# DATA LISTING
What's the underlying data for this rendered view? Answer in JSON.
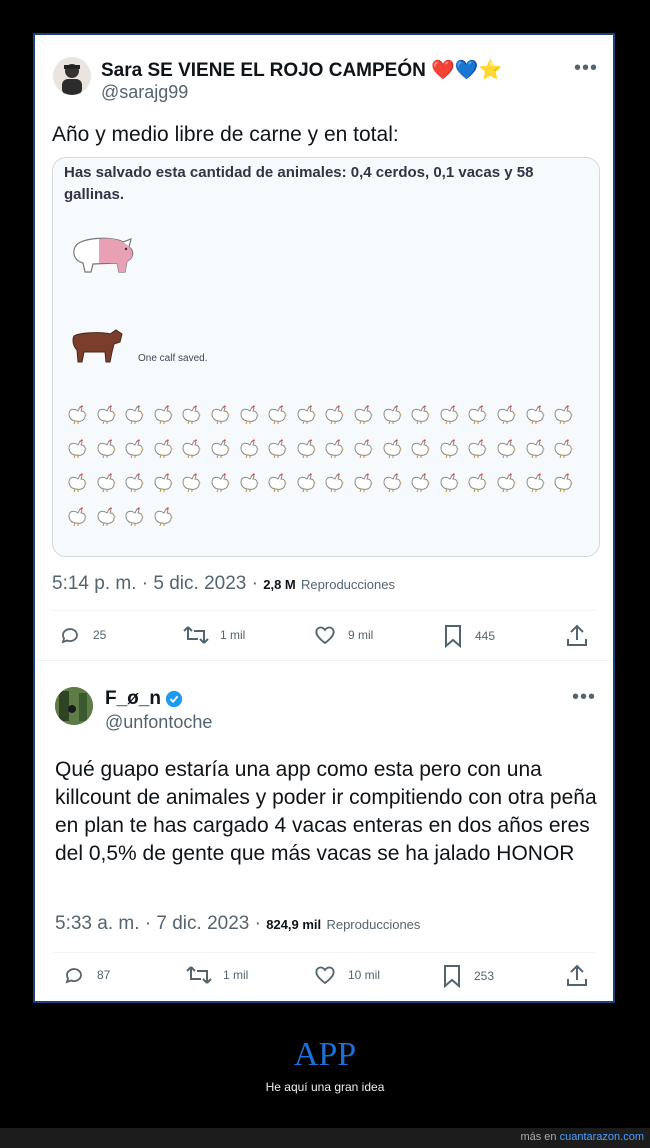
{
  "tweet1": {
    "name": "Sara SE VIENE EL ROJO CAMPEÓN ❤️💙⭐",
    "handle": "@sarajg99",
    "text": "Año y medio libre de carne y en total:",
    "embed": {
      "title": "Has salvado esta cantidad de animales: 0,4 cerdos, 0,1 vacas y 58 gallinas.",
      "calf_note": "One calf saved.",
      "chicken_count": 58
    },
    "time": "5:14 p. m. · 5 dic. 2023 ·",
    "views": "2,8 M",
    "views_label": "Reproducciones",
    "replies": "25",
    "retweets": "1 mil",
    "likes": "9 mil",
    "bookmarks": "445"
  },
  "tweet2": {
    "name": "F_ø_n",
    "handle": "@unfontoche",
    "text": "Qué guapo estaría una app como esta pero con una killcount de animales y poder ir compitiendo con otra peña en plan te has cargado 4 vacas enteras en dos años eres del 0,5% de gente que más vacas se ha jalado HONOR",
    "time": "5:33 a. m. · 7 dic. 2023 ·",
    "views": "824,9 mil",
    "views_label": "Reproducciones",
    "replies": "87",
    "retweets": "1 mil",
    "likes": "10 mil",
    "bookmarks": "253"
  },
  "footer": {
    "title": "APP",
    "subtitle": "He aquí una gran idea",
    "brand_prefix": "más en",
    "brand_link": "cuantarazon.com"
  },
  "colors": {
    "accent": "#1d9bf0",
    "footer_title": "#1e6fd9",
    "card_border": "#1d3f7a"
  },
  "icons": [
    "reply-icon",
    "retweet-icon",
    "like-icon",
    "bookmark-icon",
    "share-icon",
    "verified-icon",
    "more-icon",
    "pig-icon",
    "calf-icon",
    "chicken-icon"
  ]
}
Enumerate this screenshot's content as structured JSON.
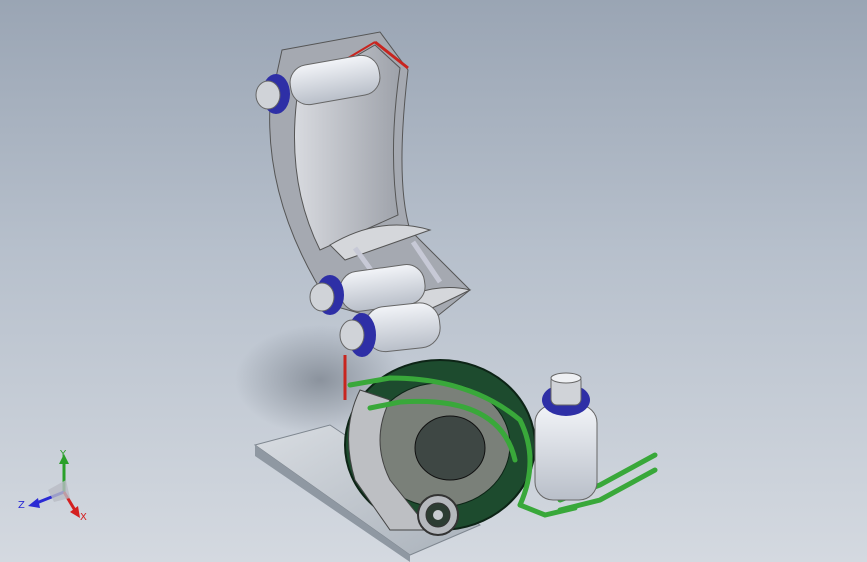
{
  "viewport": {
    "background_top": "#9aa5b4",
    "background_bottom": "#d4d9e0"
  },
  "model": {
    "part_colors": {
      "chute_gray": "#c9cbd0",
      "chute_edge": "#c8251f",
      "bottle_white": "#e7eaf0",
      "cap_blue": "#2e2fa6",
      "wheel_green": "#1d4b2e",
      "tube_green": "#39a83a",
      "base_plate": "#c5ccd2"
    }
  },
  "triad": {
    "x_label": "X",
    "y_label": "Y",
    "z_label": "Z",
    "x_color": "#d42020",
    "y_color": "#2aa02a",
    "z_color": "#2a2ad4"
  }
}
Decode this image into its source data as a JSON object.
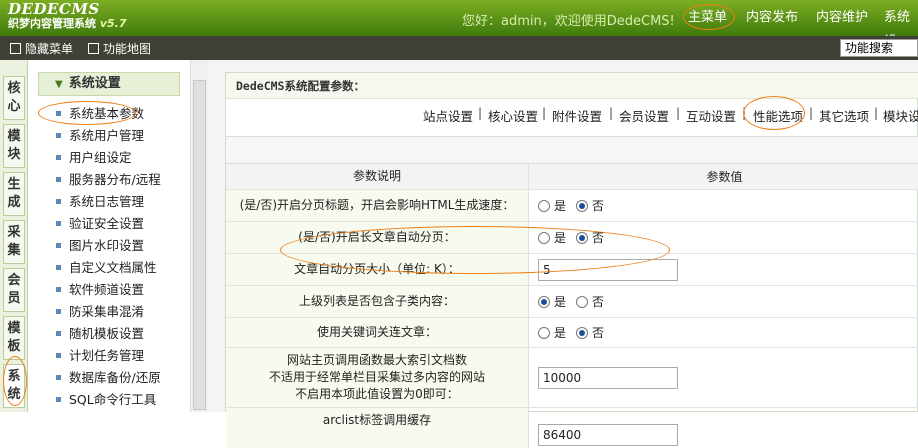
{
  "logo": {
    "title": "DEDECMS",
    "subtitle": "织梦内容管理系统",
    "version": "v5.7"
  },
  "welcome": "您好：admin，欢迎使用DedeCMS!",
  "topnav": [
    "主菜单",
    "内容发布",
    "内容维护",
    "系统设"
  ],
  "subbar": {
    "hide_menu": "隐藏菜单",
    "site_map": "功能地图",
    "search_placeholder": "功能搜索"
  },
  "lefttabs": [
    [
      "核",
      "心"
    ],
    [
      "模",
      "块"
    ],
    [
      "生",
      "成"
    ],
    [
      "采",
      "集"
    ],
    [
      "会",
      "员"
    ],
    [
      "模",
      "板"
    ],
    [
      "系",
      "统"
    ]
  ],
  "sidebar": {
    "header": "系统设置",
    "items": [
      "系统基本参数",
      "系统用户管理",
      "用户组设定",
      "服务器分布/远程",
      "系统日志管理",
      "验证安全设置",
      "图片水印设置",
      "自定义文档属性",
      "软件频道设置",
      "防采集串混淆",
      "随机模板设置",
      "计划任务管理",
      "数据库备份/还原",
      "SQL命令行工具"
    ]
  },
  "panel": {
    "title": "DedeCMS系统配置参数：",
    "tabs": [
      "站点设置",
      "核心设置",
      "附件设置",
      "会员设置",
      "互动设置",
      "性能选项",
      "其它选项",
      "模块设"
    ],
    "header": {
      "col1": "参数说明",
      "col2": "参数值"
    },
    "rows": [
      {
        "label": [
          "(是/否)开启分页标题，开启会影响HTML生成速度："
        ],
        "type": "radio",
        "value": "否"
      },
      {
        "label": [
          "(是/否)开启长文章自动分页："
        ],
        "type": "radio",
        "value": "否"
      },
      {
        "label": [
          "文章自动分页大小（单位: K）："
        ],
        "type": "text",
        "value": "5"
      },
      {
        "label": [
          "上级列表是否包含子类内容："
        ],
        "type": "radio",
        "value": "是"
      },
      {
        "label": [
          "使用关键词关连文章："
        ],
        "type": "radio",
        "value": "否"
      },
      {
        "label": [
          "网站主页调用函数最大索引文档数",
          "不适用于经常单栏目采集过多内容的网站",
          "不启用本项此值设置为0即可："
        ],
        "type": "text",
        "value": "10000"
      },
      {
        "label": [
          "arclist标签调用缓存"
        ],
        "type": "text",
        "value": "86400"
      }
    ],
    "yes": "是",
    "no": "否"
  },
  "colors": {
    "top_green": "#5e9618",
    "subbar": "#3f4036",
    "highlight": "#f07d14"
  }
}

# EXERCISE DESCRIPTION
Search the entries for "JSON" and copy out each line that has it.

# COMPLETED EXERCISE
What's the underlying data for this rendered view? Answer in JSON.
Enumerate this screenshot's content as structured JSON.
Decode this image into its source data as a JSON object.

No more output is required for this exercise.